Because the majority of Ukrainians identify as Eastern Orthodox, most of the country celebrates Christmas Day on January 7 in accordance with the Orthodox religious calendar. Some kids receive gifts on this day or Christmas Eve, depending on which part of the country you're in. And as for the guy who delivers them, he goes by one of two names.
Like Russia's Ded Moroz or Father Frost, sometimes called Grandfather Frost, Did Moroz is the jolly figure who brings gifts to children on New Year's Eve. He is the equivalent of America's Father Christmas, always wearing a heel-length fur coat, a semi-round fur hat on his head, and felt boots on his feet. He has a long white beard and walks with a long magic staff. Sometimes he rides in a carriage. While there certainly are many similarities between Father Frost and Santa Claus, the two differ in many ways. In Ukranian tradition, for instance, Did Moroz is usually accompanied by his granddaughter, Snihuronka, also known as the snow maiden, who wears long silver-blue robes and a furry cap or a snowflake-like crown.
The origins of the character of Did Moroz predate Christianity as a Slavic wizard of winter. In some books, he is a son of Slavic pagan gods. In Slavic mythology, Father Frost is known as a snow demon.

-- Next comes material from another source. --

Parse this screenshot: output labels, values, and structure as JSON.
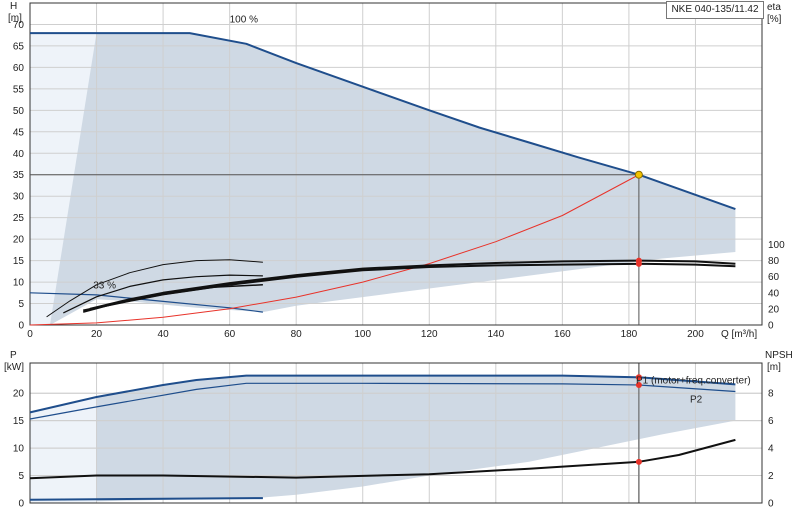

St. Nicholas Day, or Svyatyy Mykolay, is a celebration of one of the country's most important saints. It is a time for charity. The Ukrainian president usually issues a statement wishing Ukrainians a happy St. Nicholas Day with an admonition to remember the less fortunate.
In predominantly Orthodox nations, the Day of St. Nicholas is observed on December 19, which is when Svyatyy Mykolay is more likely to make an appearance in Ukraine due to the residents' vast association with the Eastern Orthodox Church. Ukraine does also have a decently sized Roman Catholic population, so if you are visiting on December 6, you may hear about Svyatyy Mykolay visiting children with presents that day instead.
Ukrainian St. Nick is usually dressed in a red bishop's robe and a hat. He is accompanied by angels, or sometimes an angel and a devil, which are meant to remind children to be good and avoid evil. He is essentially the post-Soviet version of the communist-era Father Frost. While others may receive gifts on Christmas Day, January 7, St. Nicholas dispenses gifts to well-behaved kids on St. Nicholas Day. He may also leave a switch or a willow branch under a child's pillow to remind them to be on their best behavior. The tradition of Svyatyy Mykolay also largely symbolizes the cold weather to come.